The court system is also seeing an increasing number of antitrust cases brought against state-owned companies and administrative agencies, especially over the issue of administrative monopolies.

In December 2014, the Kunming Intermediate People’s Court in southern China’s Yunnan province issued a landmark ruling against state oil company Sinopec for abuse of dominance in a case brought by a private company.

This was the first antitrust case in the province, and also the first victory in China in an antitrust dispute with the state oil sector. Sinopec said it would appeal the ruling.

In June 2014, the Guangzhou Intermediate Court heard a lawsuit filed by software company Shenzhen Tsinghua Sware Software Hi-Tech Co. against Guangdong Provincial Education Department over alleged abuse of administrative power to restrict competition.

Last September, the Nanjing Intermediate Court dismissed China’s first lawsuit opposing decisions by the antitrust regulator against three concrete companies in Jiangsu province. The court held two hearings on the case, but later dismissed it because the time limit for litigation had expired. The court also accused one lawyer representing the plaintiffs of committing perjury.

Difficulty of winning antitrust cases

Despite the flurry of cases, it is still difficult for plaintiffs to win antitrust suits, and most are rejected due to the heavy evidentiary burden and the complexities of economic analysis and reasoning, particularly in the high technology sector, said Qiu Yongqing, a judge at the Guangdong High Court who was the chief judge in the antitrust lawsuit between Huawei and InterDigital.

In January 2014, the Zhengzhou Intermediate Court issued a ruling in favor of a local state electricity supply company in an abuse of dominance lawsuit brought by an individual plaintiff, despite objections from Henan’s provincial procurator.
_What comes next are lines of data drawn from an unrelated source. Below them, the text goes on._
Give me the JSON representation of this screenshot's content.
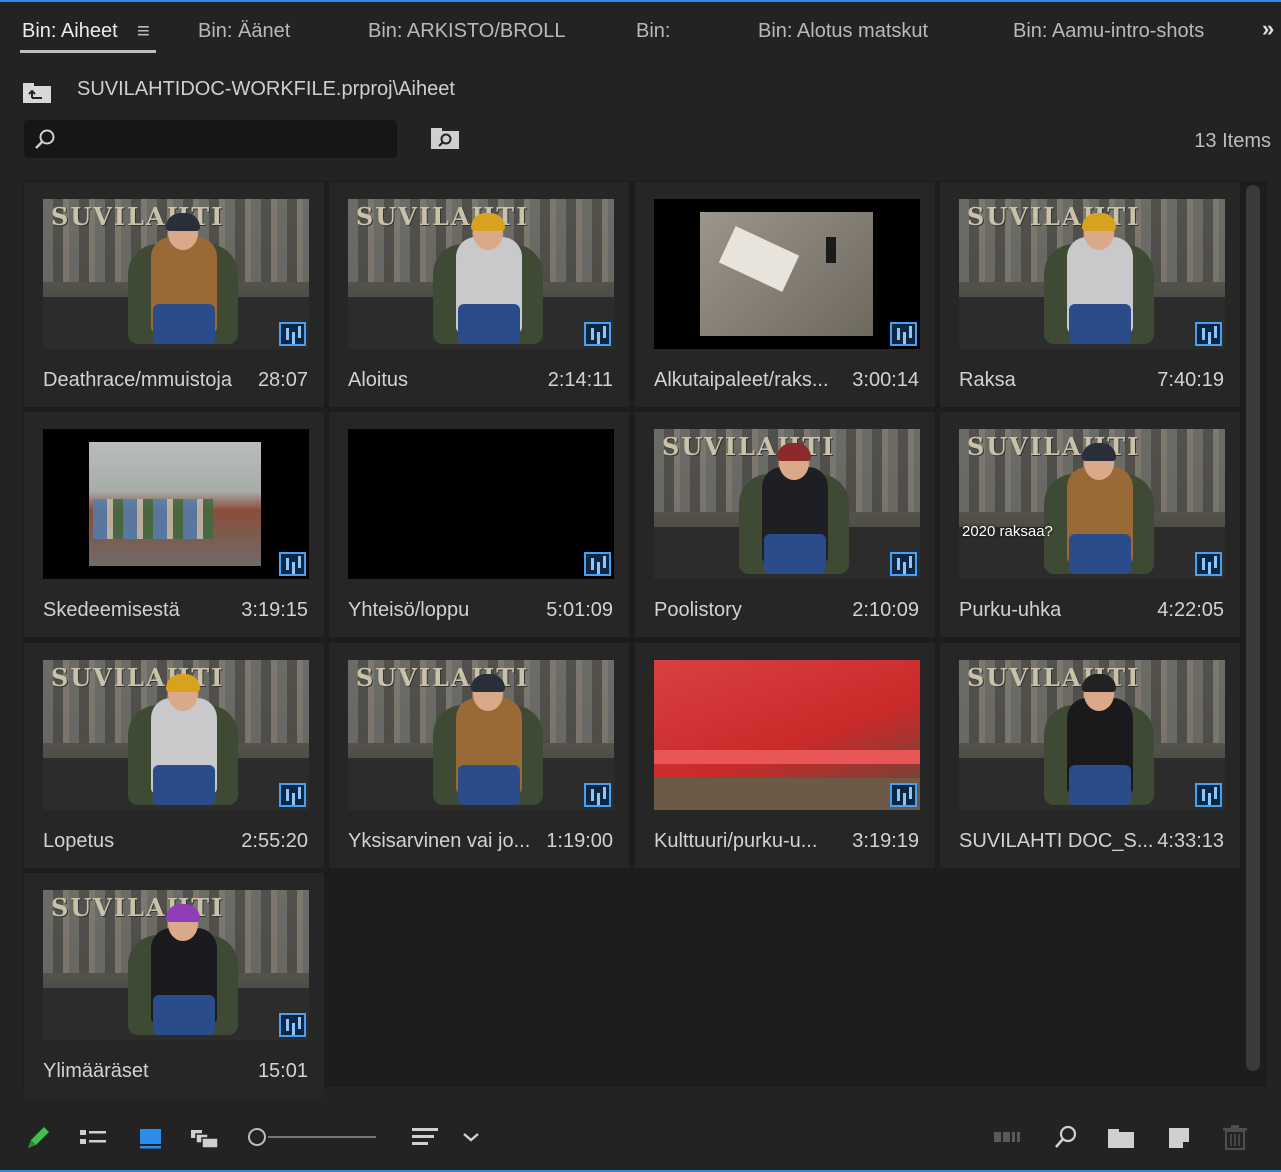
{
  "tabs": [
    {
      "label": "Bin: Aiheet",
      "active": true
    },
    {
      "label": "Bin: Äänet",
      "active": false
    },
    {
      "label": "Bin: ARKISTO/BROLL",
      "active": false
    },
    {
      "label": "Bin:",
      "active": false
    },
    {
      "label": "Bin: Alotus matskut",
      "active": false
    },
    {
      "label": "Bin: Aamu-intro-shots",
      "active": false
    }
  ],
  "tab_menu_glyph": "≡",
  "tab_overflow_glyph": "»",
  "path": "SUVILAHTIDOC-WORKFILE.prproj\\Aiheet",
  "search": {
    "placeholder": "",
    "value": ""
  },
  "items_count": "13 Items",
  "brand_text": "SUVILAHTI",
  "items": [
    {
      "name": "Deathrace/mmuistoja",
      "duration": "28:07",
      "thumb": "person-brown",
      "overlay": ""
    },
    {
      "name": "Aloitus",
      "duration": "2:14:11",
      "thumb": "person-grey-yellow",
      "overlay": ""
    },
    {
      "name": "Alkutaipaleet/raks...",
      "duration": "3:00:14",
      "thumb": "photo-skate-concrete",
      "overlay": ""
    },
    {
      "name": "Raksa",
      "duration": "7:40:19",
      "thumb": "person-grey-yellow",
      "overlay": ""
    },
    {
      "name": "Skedeemisestä",
      "duration": "3:19:15",
      "thumb": "photo-skatepark",
      "overlay": ""
    },
    {
      "name": "Yhteisö/loppu",
      "duration": "5:01:09",
      "thumb": "black",
      "overlay": ""
    },
    {
      "name": "Poolistory",
      "duration": "2:10:09",
      "thumb": "person-black-red",
      "overlay": ""
    },
    {
      "name": "Purku-uhka",
      "duration": "4:22:05",
      "thumb": "person-brown",
      "overlay": "2020 raksaa?"
    },
    {
      "name": "Lopetus",
      "duration": "2:55:20",
      "thumb": "person-grey-yellow",
      "overlay": ""
    },
    {
      "name": "Yksisarvinen vai jo...",
      "duration": "1:19:00",
      "thumb": "person-brown",
      "overlay": ""
    },
    {
      "name": "Kulttuuri/purku-u...",
      "duration": "3:19:19",
      "thumb": "photo-red-benches",
      "overlay": ""
    },
    {
      "name": "SUVILAHTI DOC_S...",
      "duration": "4:33:13",
      "thumb": "person-black-dark",
      "overlay": ""
    },
    {
      "name": "Ylimääräset",
      "duration": "15:01",
      "thumb": "person-purple",
      "overlay": ""
    }
  ],
  "colors": {
    "accent": "#2d8ceb",
    "badge": "#4aa0f0",
    "pencil": "#3fbf4f"
  },
  "toolbar_icons": [
    "pencil-icon",
    "list-view-icon",
    "icon-view-icon",
    "freeform-view-icon",
    "zoom-slider",
    "sort-icon",
    "chevron-down-icon",
    "automate-to-sequence-icon",
    "find-icon",
    "new-bin-icon",
    "new-item-icon",
    "trash-icon"
  ]
}
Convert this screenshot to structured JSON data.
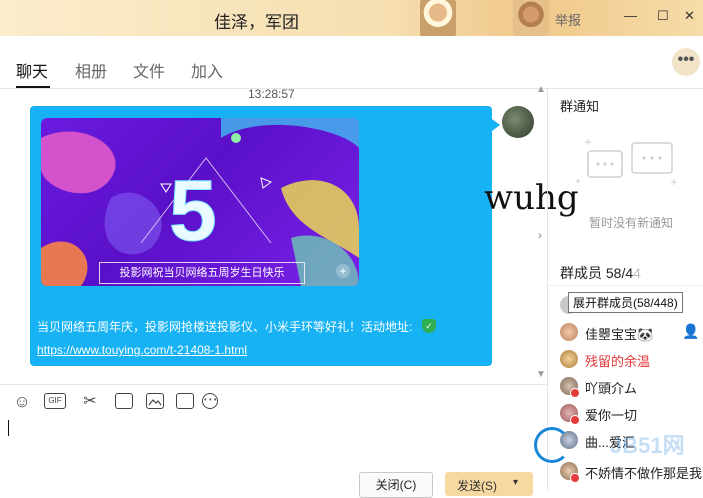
{
  "window": {
    "title": "佳泽，军团",
    "report_label": "举报",
    "minimize": "—",
    "maximize": "☐",
    "close": "✕"
  },
  "tabs": [
    {
      "label": "聊天",
      "active": true
    },
    {
      "label": "相册"
    },
    {
      "label": "文件"
    },
    {
      "label": "加入"
    }
  ],
  "more_label": "•••",
  "chat": {
    "timestamp": "13:28:57",
    "banner_text": "投影网祝当贝网络五周岁生日快乐",
    "banner_big_char": "5",
    "message_text": "当贝网络五周年庆，投影网抢楼送投影仪、小米手环等好礼！活动地址:",
    "message_link": "https://www.touying.com/t-21408-1.html",
    "bubble_color": "#16b2f4"
  },
  "toolbar": {
    "icons": [
      "emoji-icon",
      "gif-icon",
      "scissors-icon",
      "stickers-icon",
      "image-icon",
      "calendar-icon",
      "more-icon"
    ],
    "gif_label": "GIF",
    "emoji_glyph": "☺",
    "scissors_glyph": "✂",
    "more_glyph": "⋯"
  },
  "buttons": {
    "close": "关闭(C)",
    "send": "发送(S)",
    "send_arrow": "▾"
  },
  "notice": {
    "title": "群通知",
    "empty_text": "暂时没有新通知"
  },
  "watermark_text": "wuhg",
  "members": {
    "title": "群成员",
    "count_visible": "58/4",
    "count_faded": "4",
    "expand_tooltip": "展开群成员(58/448)",
    "list": [
      {
        "name": "佳瞾宝宝🐼",
        "color": "#222"
      },
      {
        "name": "残留的余温",
        "color": "#e03a3a"
      },
      {
        "name": "吖頭介ム",
        "color": "#222"
      },
      {
        "name": "爱你一切",
        "color": "#222"
      },
      {
        "name": "曲...爱汇",
        "color": "#222"
      },
      {
        "name": "不娇情不做作那是我",
        "color": "#222"
      }
    ]
  },
  "site_watermark": "JB51网"
}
And in October 2014, the Shaanxi High People’s Court upheld first-instance decisions and ruled that three public enterprises providing taxi services and the city’s transport regulatory agency didn’t engage in abuse of market dominance.

	Eliot Gao